Renting has its dangers but it's worth keeping them in perspective. It's also worth recognising the law is increasingly on the customer's side. Nicky says, as of this tax year, "tenancy deposits are now protected" so no dodgy dealer can just walk off with your money. Should anyone try it on, she recommends "going to a local Housing Aid office, or to the Citizen's Advice Bureau".
The day you set foot in your first house can be quite exciting as it's the moment you take responsibility for your own life. The word "responsibility" is especially important as you have to start putting the right bins out on the right day, and a number of laws will start to affect you. For instance, if you don't have a TV license, Paul says "there are significant penalties for non-compliance".

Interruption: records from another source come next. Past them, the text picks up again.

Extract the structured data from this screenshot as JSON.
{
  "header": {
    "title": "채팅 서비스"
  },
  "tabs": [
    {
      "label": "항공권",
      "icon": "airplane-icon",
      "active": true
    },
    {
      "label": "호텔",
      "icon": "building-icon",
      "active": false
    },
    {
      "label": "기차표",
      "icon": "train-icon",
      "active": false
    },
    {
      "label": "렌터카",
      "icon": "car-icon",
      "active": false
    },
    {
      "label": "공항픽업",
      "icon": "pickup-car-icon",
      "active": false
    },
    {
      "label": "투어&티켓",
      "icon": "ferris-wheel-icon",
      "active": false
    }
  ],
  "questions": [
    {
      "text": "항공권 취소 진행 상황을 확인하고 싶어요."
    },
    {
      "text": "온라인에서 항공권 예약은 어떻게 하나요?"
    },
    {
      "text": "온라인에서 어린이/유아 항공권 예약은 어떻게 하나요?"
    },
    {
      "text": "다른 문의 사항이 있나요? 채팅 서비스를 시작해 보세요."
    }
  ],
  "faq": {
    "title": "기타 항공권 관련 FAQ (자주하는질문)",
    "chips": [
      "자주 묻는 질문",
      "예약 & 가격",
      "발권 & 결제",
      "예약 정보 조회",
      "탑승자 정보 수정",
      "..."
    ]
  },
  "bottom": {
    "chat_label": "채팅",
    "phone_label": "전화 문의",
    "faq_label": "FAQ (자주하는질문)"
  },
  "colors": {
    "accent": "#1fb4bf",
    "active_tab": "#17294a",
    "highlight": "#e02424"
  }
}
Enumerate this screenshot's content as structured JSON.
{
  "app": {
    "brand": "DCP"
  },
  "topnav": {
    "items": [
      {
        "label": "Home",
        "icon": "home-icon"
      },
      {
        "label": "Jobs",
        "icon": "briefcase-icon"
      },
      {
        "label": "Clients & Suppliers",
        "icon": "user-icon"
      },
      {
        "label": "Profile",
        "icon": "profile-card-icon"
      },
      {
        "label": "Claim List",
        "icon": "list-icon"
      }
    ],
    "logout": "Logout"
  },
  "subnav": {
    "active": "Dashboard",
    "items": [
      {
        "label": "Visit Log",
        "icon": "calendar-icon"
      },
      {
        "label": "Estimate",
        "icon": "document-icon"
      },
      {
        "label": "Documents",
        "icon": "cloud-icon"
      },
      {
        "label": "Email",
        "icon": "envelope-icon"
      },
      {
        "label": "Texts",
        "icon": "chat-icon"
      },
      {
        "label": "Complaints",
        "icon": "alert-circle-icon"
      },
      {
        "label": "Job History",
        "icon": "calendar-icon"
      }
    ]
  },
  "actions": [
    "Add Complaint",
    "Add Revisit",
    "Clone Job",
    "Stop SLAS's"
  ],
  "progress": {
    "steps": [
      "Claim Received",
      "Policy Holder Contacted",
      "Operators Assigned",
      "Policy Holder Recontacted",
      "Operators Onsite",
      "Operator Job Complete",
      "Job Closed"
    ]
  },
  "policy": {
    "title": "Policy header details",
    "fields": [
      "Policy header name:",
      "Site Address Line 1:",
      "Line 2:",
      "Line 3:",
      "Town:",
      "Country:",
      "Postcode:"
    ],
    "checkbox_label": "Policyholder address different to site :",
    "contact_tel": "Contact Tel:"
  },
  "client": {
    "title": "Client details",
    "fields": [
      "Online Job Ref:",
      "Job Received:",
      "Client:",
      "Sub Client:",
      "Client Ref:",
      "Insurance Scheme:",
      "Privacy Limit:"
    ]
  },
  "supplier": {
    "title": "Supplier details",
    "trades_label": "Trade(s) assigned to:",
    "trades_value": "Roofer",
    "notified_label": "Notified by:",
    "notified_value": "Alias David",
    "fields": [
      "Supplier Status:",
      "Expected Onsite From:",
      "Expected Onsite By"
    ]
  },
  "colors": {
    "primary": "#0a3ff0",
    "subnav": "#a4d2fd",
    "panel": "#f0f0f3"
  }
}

Finding a home can be tiring, it can be confusing, but if you do it properly, it can be very satisfying.